If you are an EPC contractor, color-coded utility flags may not be enough.
If you are an engineering, procurement, and construction (EPC) contractor, you will probably shoulder a lot of responsibility to complete your digging project in time, without incurring additional costs. You will also need to ensure that there are no legal complications arising from the project. While color-coded flags can help identify existing utilities underground, they are insufficient to get a complete picture of what lurks below the surface you are trying to break.
Several abandoned and unidentified utility lines and subsurface infrastructure cannot be flagged under any of the color codes mentioned above simply because 811 and other utility mapping solutions do not have sufficient data. To allay the fears of home and landowners and to ensure that there is no risk to either identified or unidentified utility lines, it is necessary to consider using an artificial intelligence-enabled utility mapping solution.
Why you need AI-enabled utility mapping solutions
Utility mapping solutions such as 4M Analytics’ products and services help you pinpoint the exact location of both identified and unidentified subsurface utility lines. This ensures you can plan well ahead to mitigate risks and move utilities if necessary. This also gives you ample time to implement utility coordination with utility owners, governmental authorities and project owners.

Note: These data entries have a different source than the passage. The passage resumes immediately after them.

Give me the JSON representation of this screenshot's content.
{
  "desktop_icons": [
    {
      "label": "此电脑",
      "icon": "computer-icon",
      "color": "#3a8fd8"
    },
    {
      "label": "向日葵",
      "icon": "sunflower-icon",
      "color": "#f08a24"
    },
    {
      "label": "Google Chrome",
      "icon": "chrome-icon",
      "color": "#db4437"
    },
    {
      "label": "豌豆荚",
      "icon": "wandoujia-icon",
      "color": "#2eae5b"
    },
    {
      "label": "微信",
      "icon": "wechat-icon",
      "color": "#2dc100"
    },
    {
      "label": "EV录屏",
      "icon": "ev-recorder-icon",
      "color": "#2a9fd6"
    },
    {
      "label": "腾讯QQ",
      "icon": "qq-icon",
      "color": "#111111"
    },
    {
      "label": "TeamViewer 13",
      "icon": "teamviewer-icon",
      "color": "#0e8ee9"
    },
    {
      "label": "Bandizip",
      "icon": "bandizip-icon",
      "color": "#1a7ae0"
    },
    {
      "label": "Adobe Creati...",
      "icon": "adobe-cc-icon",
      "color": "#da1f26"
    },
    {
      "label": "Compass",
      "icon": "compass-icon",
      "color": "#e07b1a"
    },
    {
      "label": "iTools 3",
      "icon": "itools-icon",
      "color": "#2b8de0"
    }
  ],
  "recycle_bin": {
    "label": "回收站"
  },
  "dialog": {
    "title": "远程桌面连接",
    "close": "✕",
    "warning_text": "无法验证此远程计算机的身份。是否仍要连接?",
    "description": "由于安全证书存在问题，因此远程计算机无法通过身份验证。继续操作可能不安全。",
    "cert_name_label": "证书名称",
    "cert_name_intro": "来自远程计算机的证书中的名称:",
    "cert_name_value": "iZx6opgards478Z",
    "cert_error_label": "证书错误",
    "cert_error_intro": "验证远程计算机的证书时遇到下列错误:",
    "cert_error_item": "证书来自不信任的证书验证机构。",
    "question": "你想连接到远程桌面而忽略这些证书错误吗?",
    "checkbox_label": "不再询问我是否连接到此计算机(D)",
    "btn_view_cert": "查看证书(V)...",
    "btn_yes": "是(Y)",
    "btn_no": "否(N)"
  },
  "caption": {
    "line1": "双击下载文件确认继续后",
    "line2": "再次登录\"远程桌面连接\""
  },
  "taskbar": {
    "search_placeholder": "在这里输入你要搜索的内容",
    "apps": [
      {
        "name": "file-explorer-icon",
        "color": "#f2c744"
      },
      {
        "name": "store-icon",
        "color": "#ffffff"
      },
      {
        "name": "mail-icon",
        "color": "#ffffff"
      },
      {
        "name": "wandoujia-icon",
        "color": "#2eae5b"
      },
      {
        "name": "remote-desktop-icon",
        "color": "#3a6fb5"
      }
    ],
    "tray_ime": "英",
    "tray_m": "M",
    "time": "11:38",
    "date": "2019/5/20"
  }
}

As a result, you will be able to honor your contract and deliver your projects in time without having to worry about missed opportunities and incorrectly flagged utility markings. Contact us today to learn more about 4M Analytics’ utility mapping solutions and how they fare better than traditional color-coded flags.